German Chancellor, Angela Merkel has rightly described Russian President Vladimir Putin as living in another world; he’s in a different league, in a dialogue with history. The Chancellor’s remark (as written by Joshu Yaffa in New Yorker) quite well sums up the menace Putin has created in the international system. There is no doubt, with the current state, the turmoil which exists in world order; Putin is only to be blamed. It does seem that he is having a tryst with history.
A decade ago, in a speech in 2005, Putin had made it vehemently clear that the collapse of the Soviet Union was "the greatest geopolitical catastrophe of the 20th century”. This had set the tone of Putin’s grand plan of rebuilding the lost Soviet Empire, “the New Russia”. And ever since his re-election as President in 2012, Putin has been aggressively pursuing his dream of re-establishing the Russian hegemony within the space of the former Soviet Union.
The occupation of the Crimea was just the first step in showing to the world that both Russia and her leader need to be respected. Putin’s haste in the annexation of Crimea, was part of the larger strategy in not only destabilizing Ukraine sufficiently to prevent it from moving closer to the West, but also to exert Russia’s influence throughout Eurasia and even into the Middle East.
Having not lost touch with his roots, the former duplicitous KGB officer had been using his skills cleverly and tacitly to assert his control and dominance over Chechnya, Georgia, Armenia, Moldova, Central Asia, and over any independence-minded flash points of the former Soviet empire.

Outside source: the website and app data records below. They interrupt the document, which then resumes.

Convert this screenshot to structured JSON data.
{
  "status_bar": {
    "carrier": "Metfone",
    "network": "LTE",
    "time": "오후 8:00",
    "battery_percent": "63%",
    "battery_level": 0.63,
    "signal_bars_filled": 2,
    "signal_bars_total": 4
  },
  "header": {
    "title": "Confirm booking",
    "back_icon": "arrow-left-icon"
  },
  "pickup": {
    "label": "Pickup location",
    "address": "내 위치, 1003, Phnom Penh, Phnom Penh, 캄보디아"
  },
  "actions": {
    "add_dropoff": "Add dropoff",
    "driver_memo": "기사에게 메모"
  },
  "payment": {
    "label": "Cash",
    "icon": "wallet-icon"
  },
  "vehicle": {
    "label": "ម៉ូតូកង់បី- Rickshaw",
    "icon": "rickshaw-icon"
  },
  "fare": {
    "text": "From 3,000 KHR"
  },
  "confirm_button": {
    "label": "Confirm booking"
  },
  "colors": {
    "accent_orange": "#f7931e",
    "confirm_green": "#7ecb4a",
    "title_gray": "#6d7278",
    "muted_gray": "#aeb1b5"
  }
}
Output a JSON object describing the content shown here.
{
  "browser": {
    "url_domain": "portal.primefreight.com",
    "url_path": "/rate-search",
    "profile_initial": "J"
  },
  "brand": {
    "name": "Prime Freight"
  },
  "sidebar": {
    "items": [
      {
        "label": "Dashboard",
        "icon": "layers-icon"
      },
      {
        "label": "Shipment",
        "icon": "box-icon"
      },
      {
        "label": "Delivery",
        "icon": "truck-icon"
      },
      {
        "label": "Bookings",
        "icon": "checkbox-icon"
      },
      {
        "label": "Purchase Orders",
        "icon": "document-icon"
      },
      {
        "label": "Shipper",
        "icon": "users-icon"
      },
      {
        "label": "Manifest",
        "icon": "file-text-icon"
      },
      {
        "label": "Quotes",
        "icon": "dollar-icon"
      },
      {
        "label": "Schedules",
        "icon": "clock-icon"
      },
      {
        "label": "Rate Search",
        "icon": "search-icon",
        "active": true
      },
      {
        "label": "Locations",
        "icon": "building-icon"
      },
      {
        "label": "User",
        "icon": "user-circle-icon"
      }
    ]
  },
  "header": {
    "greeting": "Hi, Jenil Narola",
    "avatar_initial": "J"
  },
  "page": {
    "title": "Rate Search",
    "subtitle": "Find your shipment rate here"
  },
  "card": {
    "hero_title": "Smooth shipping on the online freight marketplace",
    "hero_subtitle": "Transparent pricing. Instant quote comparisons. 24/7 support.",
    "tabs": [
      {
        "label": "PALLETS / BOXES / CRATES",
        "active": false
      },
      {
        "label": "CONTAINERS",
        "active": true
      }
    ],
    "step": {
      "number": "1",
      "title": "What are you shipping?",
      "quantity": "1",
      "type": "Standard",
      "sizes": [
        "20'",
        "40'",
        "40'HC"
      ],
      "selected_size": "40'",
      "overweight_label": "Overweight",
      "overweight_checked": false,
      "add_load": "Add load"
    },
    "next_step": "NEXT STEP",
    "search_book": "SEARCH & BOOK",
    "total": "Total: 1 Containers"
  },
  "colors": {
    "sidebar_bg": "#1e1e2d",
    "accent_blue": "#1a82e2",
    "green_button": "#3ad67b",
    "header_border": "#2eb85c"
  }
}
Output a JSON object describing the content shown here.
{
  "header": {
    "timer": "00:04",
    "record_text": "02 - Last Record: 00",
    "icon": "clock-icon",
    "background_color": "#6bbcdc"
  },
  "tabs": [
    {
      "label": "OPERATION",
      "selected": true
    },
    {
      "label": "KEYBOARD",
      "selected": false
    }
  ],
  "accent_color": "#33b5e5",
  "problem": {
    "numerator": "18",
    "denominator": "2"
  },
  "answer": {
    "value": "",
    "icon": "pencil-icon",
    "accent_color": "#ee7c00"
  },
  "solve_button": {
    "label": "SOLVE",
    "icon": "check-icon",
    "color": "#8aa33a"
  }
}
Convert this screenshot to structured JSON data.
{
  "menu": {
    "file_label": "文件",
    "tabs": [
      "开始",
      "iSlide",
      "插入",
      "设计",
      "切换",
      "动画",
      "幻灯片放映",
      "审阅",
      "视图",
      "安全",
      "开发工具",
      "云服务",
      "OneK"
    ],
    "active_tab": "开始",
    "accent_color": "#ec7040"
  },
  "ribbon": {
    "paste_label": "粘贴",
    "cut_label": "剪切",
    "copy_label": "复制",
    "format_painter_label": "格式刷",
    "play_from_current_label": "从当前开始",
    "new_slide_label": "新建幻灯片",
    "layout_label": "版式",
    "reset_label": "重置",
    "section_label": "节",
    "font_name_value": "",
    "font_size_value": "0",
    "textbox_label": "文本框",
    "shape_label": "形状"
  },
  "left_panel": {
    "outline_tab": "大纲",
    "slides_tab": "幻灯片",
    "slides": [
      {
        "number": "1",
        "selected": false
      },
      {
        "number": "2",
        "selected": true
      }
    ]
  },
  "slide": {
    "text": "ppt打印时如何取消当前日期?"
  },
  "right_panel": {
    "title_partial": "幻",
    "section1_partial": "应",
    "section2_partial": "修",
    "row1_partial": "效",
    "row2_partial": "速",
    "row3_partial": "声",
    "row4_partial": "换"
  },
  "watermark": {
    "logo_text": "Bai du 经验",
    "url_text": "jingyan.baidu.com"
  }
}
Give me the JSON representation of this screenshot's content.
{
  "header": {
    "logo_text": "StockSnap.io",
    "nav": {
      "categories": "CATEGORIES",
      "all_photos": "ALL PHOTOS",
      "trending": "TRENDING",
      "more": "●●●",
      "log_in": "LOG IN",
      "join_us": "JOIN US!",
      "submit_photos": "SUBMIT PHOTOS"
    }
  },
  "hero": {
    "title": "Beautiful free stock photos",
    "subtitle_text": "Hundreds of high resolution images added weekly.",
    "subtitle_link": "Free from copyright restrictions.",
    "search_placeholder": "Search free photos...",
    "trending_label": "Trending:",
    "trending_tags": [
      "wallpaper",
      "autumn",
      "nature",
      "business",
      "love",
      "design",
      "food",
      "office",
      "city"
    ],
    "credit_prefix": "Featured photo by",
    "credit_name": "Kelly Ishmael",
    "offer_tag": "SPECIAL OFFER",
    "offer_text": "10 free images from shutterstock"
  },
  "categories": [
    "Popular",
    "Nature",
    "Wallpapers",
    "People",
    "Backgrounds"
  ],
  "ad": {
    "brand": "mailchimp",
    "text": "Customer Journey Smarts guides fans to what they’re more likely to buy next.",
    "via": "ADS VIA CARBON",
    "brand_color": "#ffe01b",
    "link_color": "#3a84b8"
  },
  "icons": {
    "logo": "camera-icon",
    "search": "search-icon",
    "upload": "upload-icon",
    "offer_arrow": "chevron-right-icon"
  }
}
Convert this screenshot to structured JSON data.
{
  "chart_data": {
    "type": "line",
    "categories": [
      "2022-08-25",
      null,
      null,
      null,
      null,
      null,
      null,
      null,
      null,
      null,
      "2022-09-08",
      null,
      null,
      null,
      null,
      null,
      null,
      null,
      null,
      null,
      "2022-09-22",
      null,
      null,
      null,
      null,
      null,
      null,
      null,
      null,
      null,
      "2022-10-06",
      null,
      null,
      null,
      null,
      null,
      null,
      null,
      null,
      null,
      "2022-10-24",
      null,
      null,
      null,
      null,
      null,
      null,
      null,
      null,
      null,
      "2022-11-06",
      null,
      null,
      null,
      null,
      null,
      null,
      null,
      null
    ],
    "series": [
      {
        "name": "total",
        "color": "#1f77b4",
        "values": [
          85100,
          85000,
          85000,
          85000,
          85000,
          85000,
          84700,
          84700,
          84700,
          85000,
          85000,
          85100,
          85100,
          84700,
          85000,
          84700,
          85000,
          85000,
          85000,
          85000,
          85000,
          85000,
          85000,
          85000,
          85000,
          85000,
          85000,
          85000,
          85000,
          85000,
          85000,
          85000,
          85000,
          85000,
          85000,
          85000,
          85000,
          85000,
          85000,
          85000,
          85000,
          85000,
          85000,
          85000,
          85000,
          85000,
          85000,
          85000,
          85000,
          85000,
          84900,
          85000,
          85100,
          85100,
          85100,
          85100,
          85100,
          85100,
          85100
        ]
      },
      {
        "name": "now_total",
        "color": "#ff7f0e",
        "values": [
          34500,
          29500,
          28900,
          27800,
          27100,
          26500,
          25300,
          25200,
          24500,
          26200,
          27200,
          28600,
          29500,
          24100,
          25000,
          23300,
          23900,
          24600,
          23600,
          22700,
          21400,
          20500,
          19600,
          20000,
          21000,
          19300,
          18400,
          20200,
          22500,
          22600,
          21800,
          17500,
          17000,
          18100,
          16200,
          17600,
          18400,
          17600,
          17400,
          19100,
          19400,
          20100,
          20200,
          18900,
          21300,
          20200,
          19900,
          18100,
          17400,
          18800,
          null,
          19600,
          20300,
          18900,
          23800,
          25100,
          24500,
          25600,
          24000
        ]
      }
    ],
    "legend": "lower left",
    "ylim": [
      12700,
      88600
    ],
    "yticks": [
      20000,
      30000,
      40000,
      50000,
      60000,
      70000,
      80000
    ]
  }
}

He has been working belligerently to restore Russian confidence and prestige, and part of that was by getting the band back together with autocrats in the former Soviet bloc.
But with the downing of Malaysian airline, and killing all onboard, Putin’s misadventure of Ukraine has now become a global issue. With all fingers pointing at Putin for the gruesome tragedy, he remains undeterred. Despite being under pressure from Western governments that have accused him of providing pro-Russian separatists with the missiles that brought down the civilian passenger flight, it does not propel the Russian President to stop the carnage taking place in eastern Ukraine. Putin’s Russia continues to provide direct and open military support to the rebels. Many analysts are saying that the crisis has entered into a new stage with Putin appearing more willing to take the risk of open involvement in the war.
As Robert C. O'Brien, a former U.S. representative to the United Nations, argues, "With the downing of Malaysia Airlines Flight No. 17, it should now be clear to all observers that Russia is fully intent on subjugating and intimidating its former Soviet constituent states and Warsaw Pact allies, and will do so with the most advanced weapons in its inventory.”
Vladimir Putin’s continued bullying, is therefore a result of the West ineptitude to retaliate in a more strict and coherent manner. President Obama, along with the EU may have imposed “tough” sanctions but it does not seem to have dissuaded Putin. As the leader of a war-weary nation, President Obama has ruled out all military options, including the provision of weapons to Ukraine. Europe too is both divided and too dependent on Russian energy supplies to provoke any lasting rupture in relations.
By imposing economic sanctions and targeting Russia’s energy and banking sectors, Washington seeks to put pressure on Putin and his cronies who feed on the money coming from Russian oil and gas. They feel that the more the Russian elite suffer from imposed sanctions, the more pressure Putin will face to resolve the Ukrainian crisis. But the situation continues to remain grim in Eastern Ukraine. Undeterred by the sanctions, capital fights, and unwillingness to compromise, Mr Putin is going on with his business of accelerating Russia’s undeclared takeover of the biggest country in Europe.
And the Russians are loving what Mr Putin is doing. The Russians, like their leader are undeterred by what is happening in the outside world. As per a Gallup-affiliated poll, it was found that eight Russians in 10 say they approve of the job Putin is doing. With complete backing from his people, Putin is determined not to allow the MH17 tragedy to come in his way of creating a “Eurasian Union.” Russia has under Putin rediscovered the confidence it lost after the Cold War. So, with the US’ hegemonic system crumbling, and Mr Putin’s control escalating, you don’t have to be a rocket scientist to see the current international order is in a process of major transformation.
The damage has been done. The shadow of Cold War is looming upon us. As Robert Legvold in the latest issue of Foreign Affairs explains, “The crisis in Ukraine has pushed the two sides (USA and Russia) over a cliff , and the collapse in relations between Russia and the West does indeed deserve to be called a new Cold War.”
It therefore seems certain that even if the West eventually do impose tough punitive sanctions, even if NATO does provide Ukraine with lethal weapons, Mr Putin, with a Soviet mindset will only work harder to recreate history. For Putin, its not just political but personal too. He wants to establish his name, his stature, his dominance along the lines of Stalin and Khrushchev.